— Instructions for the task —
In the material below, find every line containing "lexer" and copy that line.

— The data —

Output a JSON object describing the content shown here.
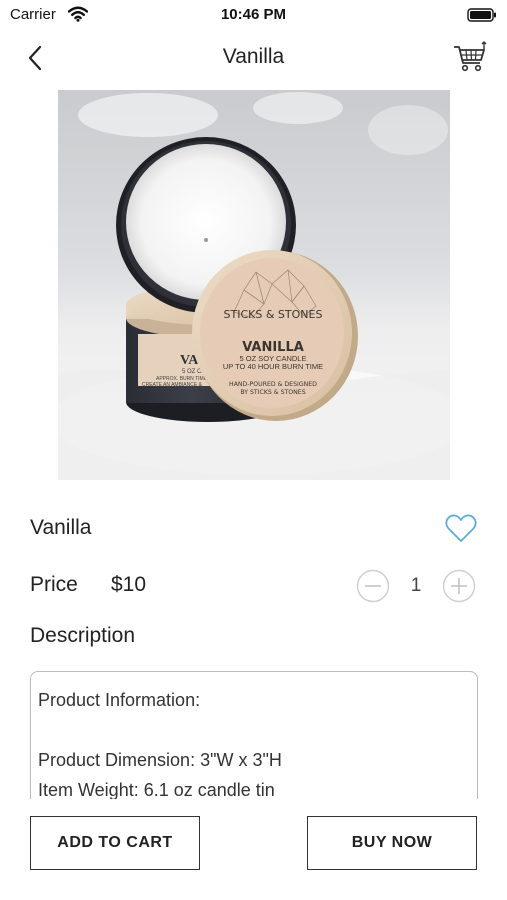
{
  "status_bar": {
    "carrier": "Carrier",
    "time": "10:46 PM"
  },
  "nav": {
    "title": "Vanilla",
    "back_icon": "chevron-left-icon",
    "cart_icon": "shopping-cart-icon"
  },
  "product": {
    "image": {
      "brand": "STICKS & STONES",
      "label_title": "VANILLA",
      "label_line1": "5 OZ SOY CANDLE",
      "label_line2": "UP TO 40 HOUR BURN TIME",
      "label_line3": "HAND-POURED & DESIGNED",
      "label_line4": "BY STICKS & STONES",
      "back_label_title": "VANI",
      "back_label_line1": "5 OZ CAN",
      "back_label_line2": "APPROX. BURN TIME",
      "back_label_line3": "CREATE AN AMBIANCE &"
    },
    "name": "Vanilla",
    "price_label": "Price",
    "price": "$10",
    "quantity": "1",
    "favorite_icon": "heart-outline-icon",
    "accent_color": "#5aaed8"
  },
  "description": {
    "label": "Description",
    "lines": [
      "Product Information:",
      "",
      "Product Dimension:  3\"W x 3\"H",
      "Item Weight:  6.1 oz candle tin"
    ]
  },
  "actions": {
    "add_to_cart": "ADD TO CART",
    "buy_now": "BUY NOW"
  }
}
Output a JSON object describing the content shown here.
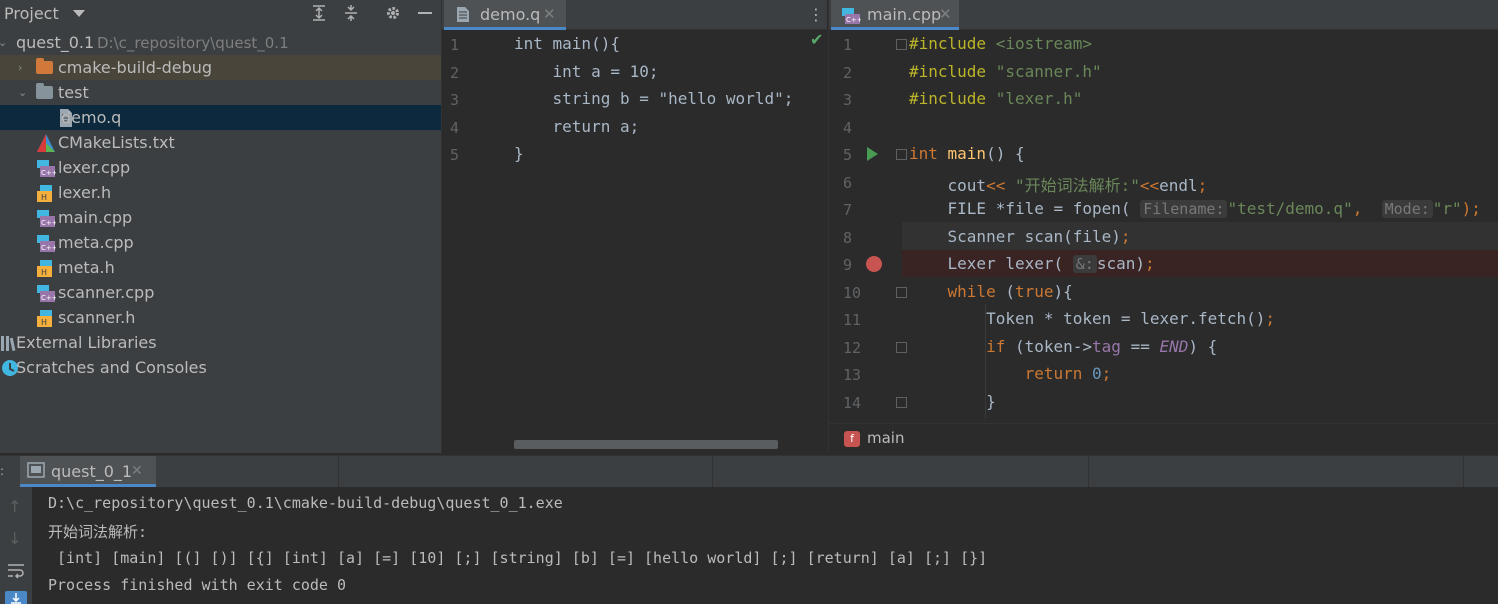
{
  "project": {
    "title": "Project",
    "tree": [
      {
        "label": "quest_0.1",
        "path": "D:\\c_repository\\quest_0.1",
        "type": "project"
      },
      {
        "label": "cmake-build-debug",
        "type": "folder-orange"
      },
      {
        "label": "test",
        "type": "folder"
      },
      {
        "label": "demo.q",
        "type": "file"
      },
      {
        "label": "CMakeLists.txt",
        "type": "cmake"
      },
      {
        "label": "lexer.cpp",
        "type": "cpp"
      },
      {
        "label": "lexer.h",
        "type": "h"
      },
      {
        "label": "main.cpp",
        "type": "cpp"
      },
      {
        "label": "meta.cpp",
        "type": "cpp"
      },
      {
        "label": "meta.h",
        "type": "h"
      },
      {
        "label": "scanner.cpp",
        "type": "cpp"
      },
      {
        "label": "scanner.h",
        "type": "h"
      },
      {
        "label": "External Libraries",
        "type": "libs"
      },
      {
        "label": "Scratches and Consoles",
        "type": "scratches"
      }
    ]
  },
  "editor_left": {
    "tab": "demo.q",
    "line_numbers": [
      "1",
      "2",
      "3",
      "4",
      "5"
    ],
    "lines": [
      {
        "tokens": [
          {
            "t": "int main(){",
            "c": ""
          }
        ]
      },
      {
        "tokens": [
          {
            "t": "    int a = 10;",
            "c": ""
          }
        ]
      },
      {
        "tokens": [
          {
            "t": "    string b = \"hello world\";",
            "c": ""
          }
        ]
      },
      {
        "tokens": [
          {
            "t": "    return a;",
            "c": ""
          }
        ]
      },
      {
        "tokens": [
          {
            "t": "}",
            "c": ""
          }
        ]
      }
    ]
  },
  "editor_right": {
    "tab": "main.cpp",
    "line_numbers": [
      "1",
      "2",
      "3",
      "4",
      "5",
      "6",
      "7",
      "8",
      "9",
      "10",
      "11",
      "12",
      "13",
      "14"
    ],
    "lines": [
      {
        "tokens": [
          {
            "t": "#include ",
            "c": "macro"
          },
          {
            "t": "<iostream>",
            "c": "str"
          }
        ]
      },
      {
        "tokens": [
          {
            "t": "#include ",
            "c": "macro"
          },
          {
            "t": "\"scanner.h\"",
            "c": "str"
          }
        ]
      },
      {
        "tokens": [
          {
            "t": "#include ",
            "c": "macro"
          },
          {
            "t": "\"lexer.h\"",
            "c": "str"
          }
        ]
      },
      {
        "tokens": []
      },
      {
        "tokens": [
          {
            "t": "int ",
            "c": "kw"
          },
          {
            "t": "main",
            "c": "fn"
          },
          {
            "t": "() {",
            "c": ""
          }
        ]
      },
      {
        "tokens": [
          {
            "t": "    cout",
            "c": ""
          },
          {
            "t": "<< ",
            "c": "kw"
          },
          {
            "t": "\"开始词法解析:\"",
            "c": "str"
          },
          {
            "t": "<<",
            "c": "kw"
          },
          {
            "t": "endl",
            "c": ""
          },
          {
            "t": ";",
            "c": "kw"
          }
        ]
      },
      {
        "tokens": [
          {
            "t": "    FILE *file = fopen( ",
            "c": ""
          },
          {
            "t": "Filename:",
            "c": "hint"
          },
          {
            "t": "\"test/demo.q\"",
            "c": "str"
          },
          {
            "t": ",  ",
            "c": "kw"
          },
          {
            "t": "Mode:",
            "c": "hint"
          },
          {
            "t": "\"r\"",
            "c": "str"
          },
          {
            "t": ");",
            "c": "kw"
          }
        ]
      },
      {
        "tokens": [
          {
            "t": "    Scanner scan(file)",
            "c": ""
          },
          {
            "t": ";",
            "c": "kw"
          }
        ]
      },
      {
        "tokens": [
          {
            "t": "    Lexer lexer( ",
            "c": ""
          },
          {
            "t": "&:",
            "c": "hint"
          },
          {
            "t": "scan)",
            "c": ""
          },
          {
            "t": ";",
            "c": "kw"
          }
        ]
      },
      {
        "tokens": [
          {
            "t": "    while ",
            "c": "kw"
          },
          {
            "t": "(",
            "c": ""
          },
          {
            "t": "true",
            "c": "kw"
          },
          {
            "t": "){",
            "c": ""
          }
        ]
      },
      {
        "tokens": [
          {
            "t": "        Token * token = lexer.fetch()",
            "c": ""
          },
          {
            "t": ";",
            "c": "kw"
          }
        ]
      },
      {
        "tokens": [
          {
            "t": "        if ",
            "c": "kw"
          },
          {
            "t": "(token->",
            "c": ""
          },
          {
            "t": "tag",
            "c": "field"
          },
          {
            "t": " == ",
            "c": ""
          },
          {
            "t": "END",
            "c": "const"
          },
          {
            "t": ") {",
            "c": ""
          }
        ]
      },
      {
        "tokens": [
          {
            "t": "            return ",
            "c": "kw"
          },
          {
            "t": "0",
            "c": "num"
          },
          {
            "t": ";",
            "c": "kw"
          }
        ]
      },
      {
        "tokens": [
          {
            "t": "        }",
            "c": ""
          }
        ]
      }
    ],
    "breadcrumb": "main",
    "breadcrumb_badge": "f"
  },
  "run": {
    "tab": "quest_0_1",
    "output": [
      "D:\\c_repository\\quest_0.1\\cmake-build-debug\\quest_0_1.exe",
      "开始词法解析:",
      " [int] [main] [(] [)] [{] [int] [a] [=] [10] [;] [string] [b] [=] [hello world] [;] [return] [a] [;] [}]",
      "Process finished with exit code 0"
    ]
  }
}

— Problem solution —
        "label": "lexer.cpp",
        "label": "lexer.h",
            "t": "\"lexer.h\"",
            "t": "    Lexer lexer( ",
            "t": "        Token * token = lexer.fetch()",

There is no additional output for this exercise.